As far as antic celebration goes, I couldn't help noticing the similarity between Christmas, as it's celebrated in the U.S., anyway, and the ancient Roman celebration of Saturnalia. Every single year, I ask myself why we do it. What makes otherwise sensible people spend themselves into debt, deface their homes with gaudy multicolored lights, cut down trees and bring them indoors (with more lights), send hundreds of greeting cards to people they barely know or like, and throw dietary caution to the wind? (Yes, you observed correctly; that's a box of Godiva chocolates that's joined my Filofax on the left-hand corner of my desk in yesterday's entry. Hey, the store in which I finished my Christmas shopping was having a sale. It was meant to be.) During Saturnalia, too, the Romans attempted to turn night into day by turning societal norms on their ear. They shuttered their businesses, freed their slaves (temporarily), feasted and feted, and exchanged their togas for costumes (or for nothing at all).
I guess there's no point fighting it. Once a year we have license to deal with life's stress by eating, drinking, taking, giving, and partying too much, and we've been doing it long before Macy's told Gimbel's. Me, I'm going to bed early tonight so I'll have the energy to wrap gifts, celebrate Christmas in two states, and sing and play handbells at three services in the space of 24 hours.
Your Filofax defines the winter solstice on one of the information pages at the beginning of the diary -- the page called "The World and Time." However, it won't give you the date and time of the solstice in your area. For that, you have to consult a site like this one.

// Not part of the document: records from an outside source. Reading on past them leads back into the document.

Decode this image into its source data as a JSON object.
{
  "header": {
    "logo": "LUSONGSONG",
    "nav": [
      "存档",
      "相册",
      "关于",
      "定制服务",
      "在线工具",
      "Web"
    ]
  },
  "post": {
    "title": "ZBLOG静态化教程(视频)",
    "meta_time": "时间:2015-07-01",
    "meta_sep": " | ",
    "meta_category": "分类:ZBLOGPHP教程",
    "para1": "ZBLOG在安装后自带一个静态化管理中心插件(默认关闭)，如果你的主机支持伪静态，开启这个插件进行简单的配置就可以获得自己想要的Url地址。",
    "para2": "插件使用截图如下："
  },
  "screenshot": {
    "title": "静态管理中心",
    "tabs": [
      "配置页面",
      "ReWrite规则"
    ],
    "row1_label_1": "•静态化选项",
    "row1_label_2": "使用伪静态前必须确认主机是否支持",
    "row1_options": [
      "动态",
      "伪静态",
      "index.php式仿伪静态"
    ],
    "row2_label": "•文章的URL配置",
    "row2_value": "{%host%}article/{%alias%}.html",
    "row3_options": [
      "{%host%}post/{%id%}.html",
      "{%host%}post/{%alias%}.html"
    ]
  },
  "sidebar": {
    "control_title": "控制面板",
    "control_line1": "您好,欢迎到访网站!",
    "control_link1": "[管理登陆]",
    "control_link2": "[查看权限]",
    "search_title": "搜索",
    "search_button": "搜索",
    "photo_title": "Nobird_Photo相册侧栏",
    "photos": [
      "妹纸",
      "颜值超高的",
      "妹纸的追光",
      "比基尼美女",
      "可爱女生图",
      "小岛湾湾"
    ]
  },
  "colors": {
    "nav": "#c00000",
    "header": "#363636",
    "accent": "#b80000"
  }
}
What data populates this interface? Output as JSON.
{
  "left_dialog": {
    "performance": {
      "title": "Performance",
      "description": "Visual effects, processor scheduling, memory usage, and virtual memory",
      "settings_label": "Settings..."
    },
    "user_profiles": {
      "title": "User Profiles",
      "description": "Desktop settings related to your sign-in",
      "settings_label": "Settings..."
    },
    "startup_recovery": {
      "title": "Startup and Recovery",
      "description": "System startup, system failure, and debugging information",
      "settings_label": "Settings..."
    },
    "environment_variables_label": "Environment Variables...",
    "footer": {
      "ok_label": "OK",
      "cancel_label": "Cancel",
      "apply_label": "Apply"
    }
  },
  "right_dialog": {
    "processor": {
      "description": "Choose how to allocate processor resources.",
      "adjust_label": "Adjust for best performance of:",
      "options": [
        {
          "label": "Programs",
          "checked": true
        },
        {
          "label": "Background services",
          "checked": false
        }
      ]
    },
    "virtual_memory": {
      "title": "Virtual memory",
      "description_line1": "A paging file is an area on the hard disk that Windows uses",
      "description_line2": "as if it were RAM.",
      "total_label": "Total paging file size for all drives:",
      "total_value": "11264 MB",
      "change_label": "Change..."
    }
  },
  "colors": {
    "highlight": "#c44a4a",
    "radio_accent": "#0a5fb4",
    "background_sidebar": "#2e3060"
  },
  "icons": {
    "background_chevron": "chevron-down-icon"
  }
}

For the record, in North America, the sun reached its solstice on the evening of December 21, 2006.
Photo credit to www.knowth.com, a site devoted to Ireland's prehistoric Newgrange megalith, whose chamber precisely admits the beam of the winter solstice sun.